Grand jury: Contractors did no wrong, hauling away county property

By Daniel Silliman


A grand jury, looking into missing metal furniture and appliances that disappeared from the Lovejoy jail during renovations, has found that contractors did nothing wrong by hauling away the items.

There was, reportedly, about 2,800 pounds of unusable metal equipment, at the vacant, Clayton County jail, removed by contractors during renovations. According to the presentment released by the grand jury, the items included old toilets, piping, scrap metal, bookshelves and sinks. One contractor called it "just junk, some of it rusty."

According to the grand jury presentment, GEO Group contractors were renovating the now-vacant, 192,000-square-foot, former county jail, after the organization agreed to lease the facilities for more than $3 million a year. During the renovations, the contractors asked county officials to get rid of old furniture and appliances within five days.

Construction employees said they got rid of the "rusty junk," when the county didn't remove it after more than a week. Contractors determined the items were unusable. Four truckloads of the metal furniture and appliances were hauled down to a recycling plant in Griffin.

The recycling plant paid $2,240 for the scrap metal.

The contractors reported they had donated more than half of the money to a fish fry, and offered to pay back the remaining $1,200.

County Attorney Michael Smith said the items still belonged to the county, even if they had been left at the jail. Smith told the grand jury that the county's ownership of the metal items was covered in the contract.

According to policy, all county property is included in an inventory, and is marked with a tag. Only county officials are allowed to dispose of tagged property.

The employees working on the 15 acres in Lovejoy thought, though, that the county had abandoned the items when it didn't haul them away.

Crandle Bray, former chairman of the county's Board of Commissioners, and an attorney for GEO Group, said the contract specifically stated the county was supposed to act within five days.

According to the grand jury presentment, Bray said the metal equipment was getting in the way of the renovations, and the county had not fulfilled its contractual obligations, abandoning the equipment.

Commission Chairman Eldrin Bell, asked about the missing items by a reporter, said he didn't know the details. He said he didn't understand why the grand jury was investigating, rather than the police. No police report was filed alleging theft, he said.

The missing materials were reported to the district attorney's office for a grand jury review by a county employee, who suspected it was stolen, or had political overtones, said John Turner, executive assistant district attorney.

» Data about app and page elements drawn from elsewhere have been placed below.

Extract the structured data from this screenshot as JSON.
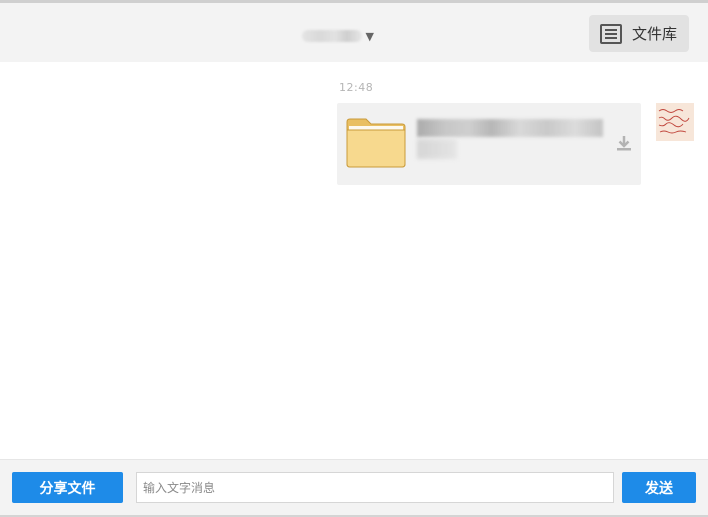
{
  "header": {
    "conversation_title_icon": "chevron-down-icon",
    "library_button": {
      "label": "文件库",
      "icon": "file-library-icon"
    }
  },
  "chat": {
    "messages": [
      {
        "time": "12:48",
        "type": "file",
        "file_icon": "folder-icon",
        "action_icon": "download-icon",
        "sender_avatar": "avatar"
      }
    ]
  },
  "footer": {
    "share_label": "分享文件",
    "input_placeholder": "输入文字消息",
    "input_value": "",
    "send_label": "发送"
  },
  "colors": {
    "accent": "#1e8be8",
    "header_bg": "#f3f3f3",
    "bubble_bg": "#f1f1f1",
    "folder": "#f6d48a"
  }
}
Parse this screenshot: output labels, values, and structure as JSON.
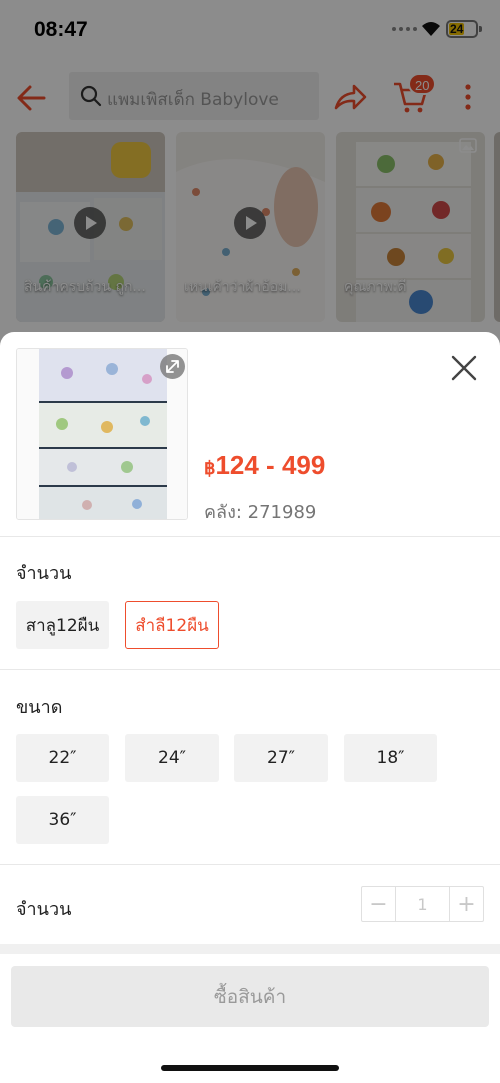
{
  "status_bar": {
    "time": "08:47",
    "battery": "24"
  },
  "header": {
    "search_placeholder": "แพมเพิสเด็ก Babylove",
    "cart_count": "20"
  },
  "thumbnails": [
    {
      "caption": "สินค้าครบถ้วน ถูก...",
      "has_video": true
    },
    {
      "caption": "เหนเค้าว่าผ้าอ้อม...",
      "has_video": true
    },
    {
      "caption": "คุณภาพ:ดี",
      "has_video": false
    }
  ],
  "sheet": {
    "price": "124 - 499",
    "currency": "฿",
    "stock": "คลัง: 271989",
    "variation_title": "จำนวน",
    "variations": [
      {
        "label": "สาลู12ผืน",
        "selected": false
      },
      {
        "label": "สำลี12ผืน",
        "selected": true
      }
    ],
    "size_title": "ขนาด",
    "sizes": [
      "22″",
      "24″",
      "27″",
      "18″",
      "36″"
    ],
    "quantity_title": "จำนวน",
    "quantity": "1",
    "minus": "−",
    "plus": "+",
    "buy_label": "ซื้อสินค้า"
  },
  "colors": {
    "accent": "#ee4d2d",
    "disabled_bg": "#e9e9e9",
    "option_bg": "#f2f2f2"
  }
}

The grand jury didn't find any political deals connected to the disappearance of the 2,800 pounds of metal. The grand jury "concluded that the county was negligent and inefficient on the issue," and "found that the contractors did no wrong."

The contractors were not asked to return the remaining money.